About this task → Set down the records exactly as they stand, except for any pictures, which you should omit.

*** The records ***

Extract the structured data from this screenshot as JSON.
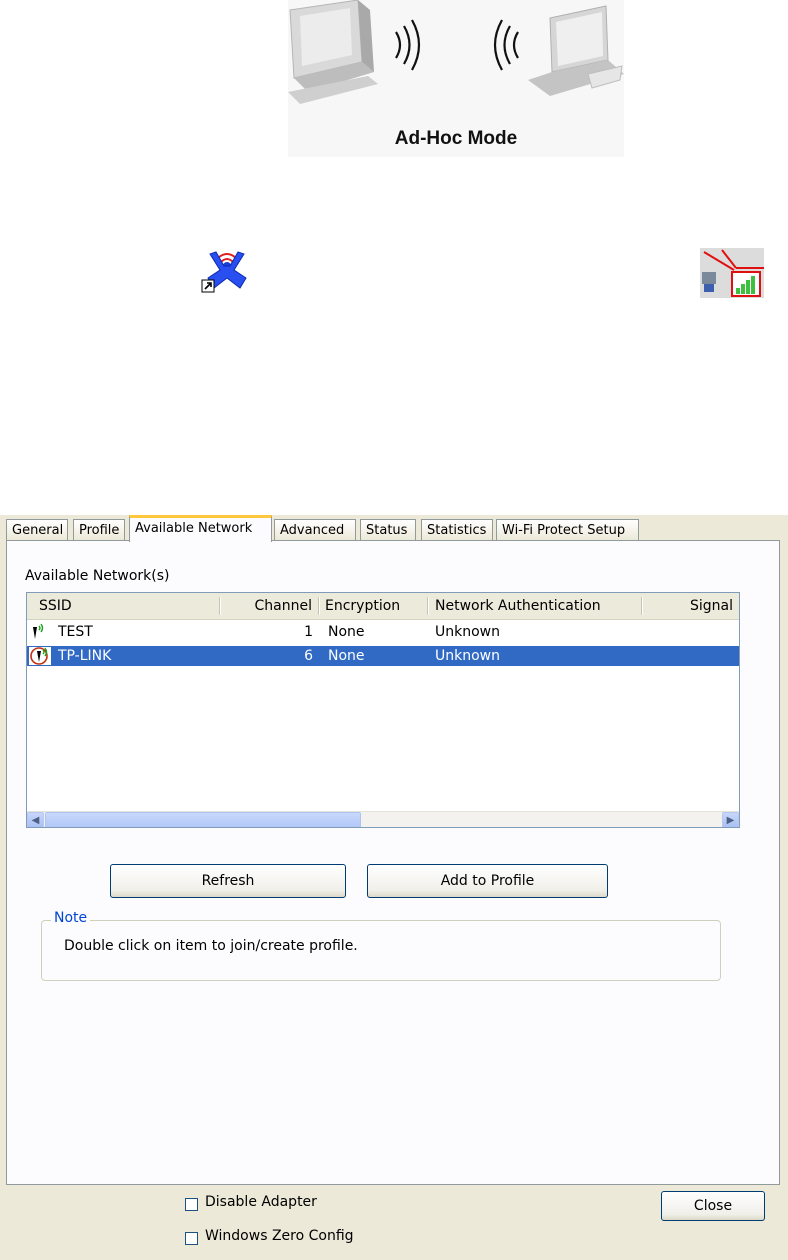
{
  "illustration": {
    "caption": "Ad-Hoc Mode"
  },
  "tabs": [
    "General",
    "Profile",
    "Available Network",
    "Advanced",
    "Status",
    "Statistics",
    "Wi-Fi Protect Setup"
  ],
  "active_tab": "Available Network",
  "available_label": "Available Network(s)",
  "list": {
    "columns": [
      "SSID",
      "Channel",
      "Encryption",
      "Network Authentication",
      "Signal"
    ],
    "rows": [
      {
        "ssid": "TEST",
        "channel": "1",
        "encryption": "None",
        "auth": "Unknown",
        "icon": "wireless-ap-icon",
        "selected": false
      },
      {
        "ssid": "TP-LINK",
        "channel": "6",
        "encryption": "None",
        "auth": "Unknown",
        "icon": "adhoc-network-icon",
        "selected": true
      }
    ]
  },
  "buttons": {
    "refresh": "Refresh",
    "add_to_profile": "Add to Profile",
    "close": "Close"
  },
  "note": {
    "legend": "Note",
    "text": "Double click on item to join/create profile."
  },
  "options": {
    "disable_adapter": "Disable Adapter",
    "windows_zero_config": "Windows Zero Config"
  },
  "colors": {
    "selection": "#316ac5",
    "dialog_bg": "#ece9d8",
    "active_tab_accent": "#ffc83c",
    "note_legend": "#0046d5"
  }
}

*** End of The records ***

Answer for this exercise →
Extract the structured data from this screenshot as JSON.
{
  "illustration": {
    "caption": "Ad-Hoc Mode"
  },
  "tabs": [
    "General",
    "Profile",
    "Available Network",
    "Advanced",
    "Status",
    "Statistics",
    "Wi-Fi Protect Setup"
  ],
  "active_tab": "Available Network",
  "available_label": "Available Network(s)",
  "list": {
    "columns": [
      "SSID",
      "Channel",
      "Encryption",
      "Network Authentication",
      "Signal"
    ],
    "rows": [
      {
        "ssid": "TEST",
        "channel": "1",
        "encryption": "None",
        "auth": "Unknown",
        "icon": "wireless-ap-icon",
        "selected": false
      },
      {
        "ssid": "TP-LINK",
        "channel": "6",
        "encryption": "None",
        "auth": "Unknown",
        "icon": "adhoc-network-icon",
        "selected": true
      }
    ]
  },
  "buttons": {
    "refresh": "Refresh",
    "add_to_profile": "Add to Profile",
    "close": "Close"
  },
  "note": {
    "legend": "Note",
    "text": "Double click on item to join/create profile."
  },
  "options": {
    "disable_adapter": "Disable Adapter",
    "windows_zero_config": "Windows Zero Config"
  },
  "colors": {
    "selection": "#316ac5",
    "dialog_bg": "#ece9d8",
    "active_tab_accent": "#ffc83c",
    "note_legend": "#0046d5"
  }
}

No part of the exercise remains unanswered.